Here is the image that will be in my nightmares from now on:
If you think you can toss your waste in the Minuma Rice Fields nature preserve, think again – the red torii are watching you. Judging you.
A citizens’ group in Saitama prefecture has set up dozens of these unsettling warnings to try and stop litterers from ruining their greenery and historical farmland. A member of the group commented that they would prefer not to set these things up since they understand the negative effect on the scenery, but the move was taken out of frustration after signs and cameras didn’t work. The group claims it has been effective in reducing the amount of trash.

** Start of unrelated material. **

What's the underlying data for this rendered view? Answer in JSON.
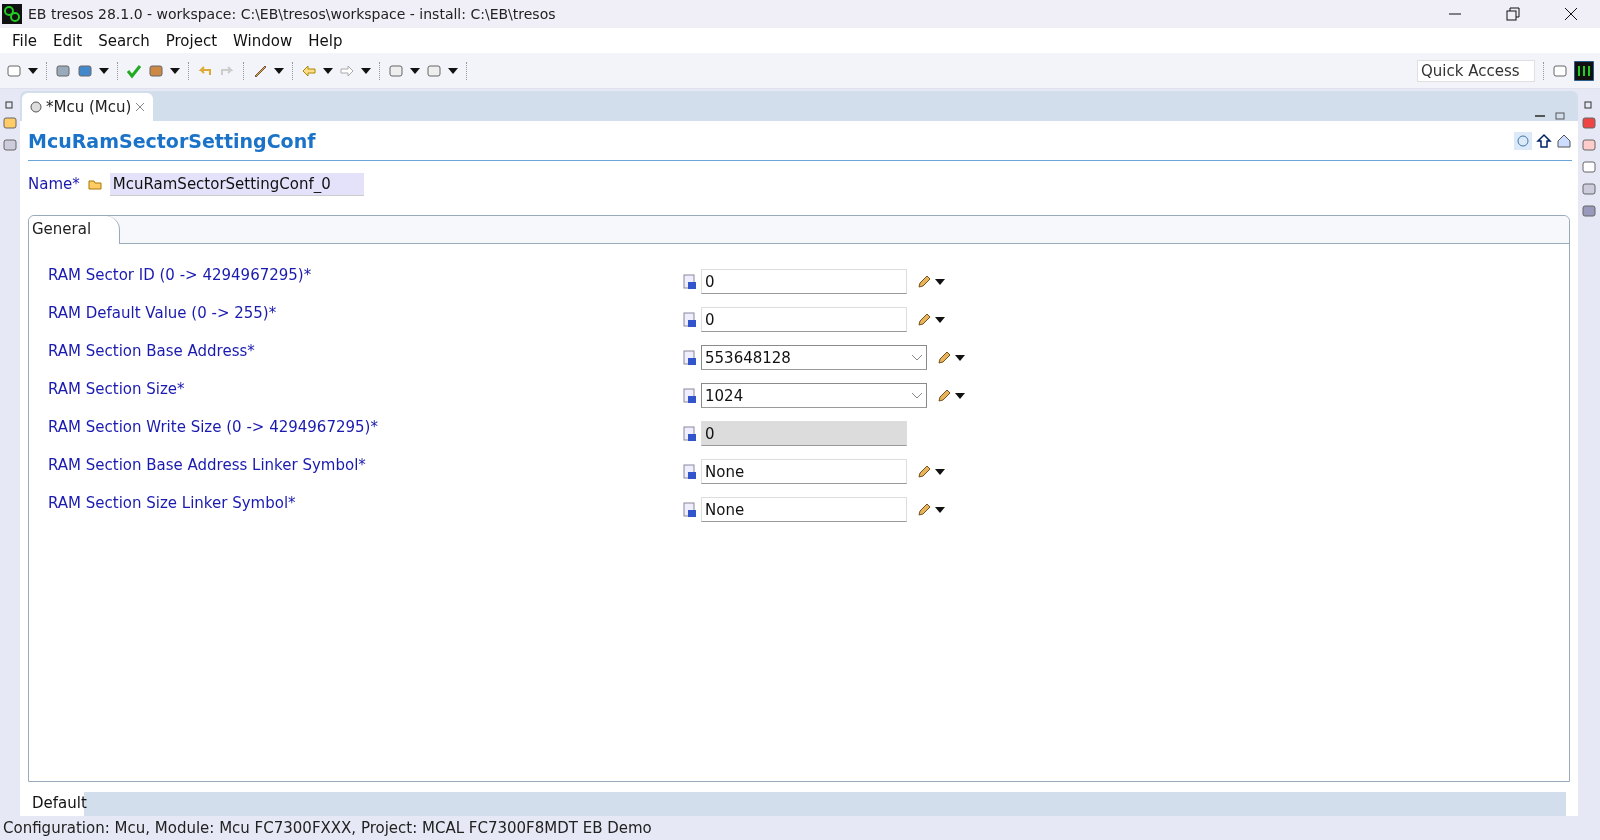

I mean, what’s worse – hellish, gazing torii or mountains of construction waste in one of Japan’s precious nature preserves?

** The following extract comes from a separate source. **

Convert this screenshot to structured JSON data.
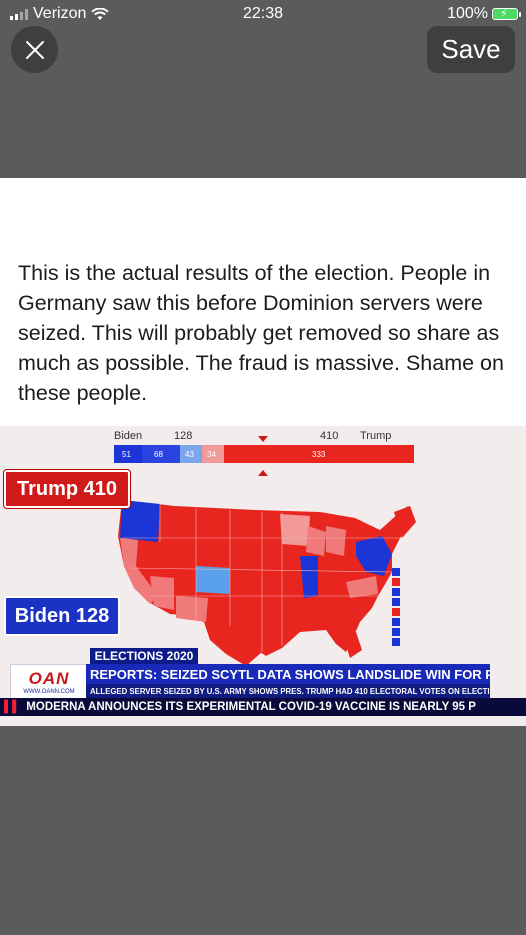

Torii (often translated as “traditional Japanese gates”) are traditionally placed at the entrance to Shinto shrines and symbolize that you are venturing into sacred space. In recent years, the practice of using torii (or mock torii with distorted proportions) to ward off potential litterers has grown as word of mouth has spread with the help of positive TV coverage. The added eye was an original innovation of the Saitama group. According to Wikipedia, this custom is predated by the use of tiny torii to keep public urinators in check.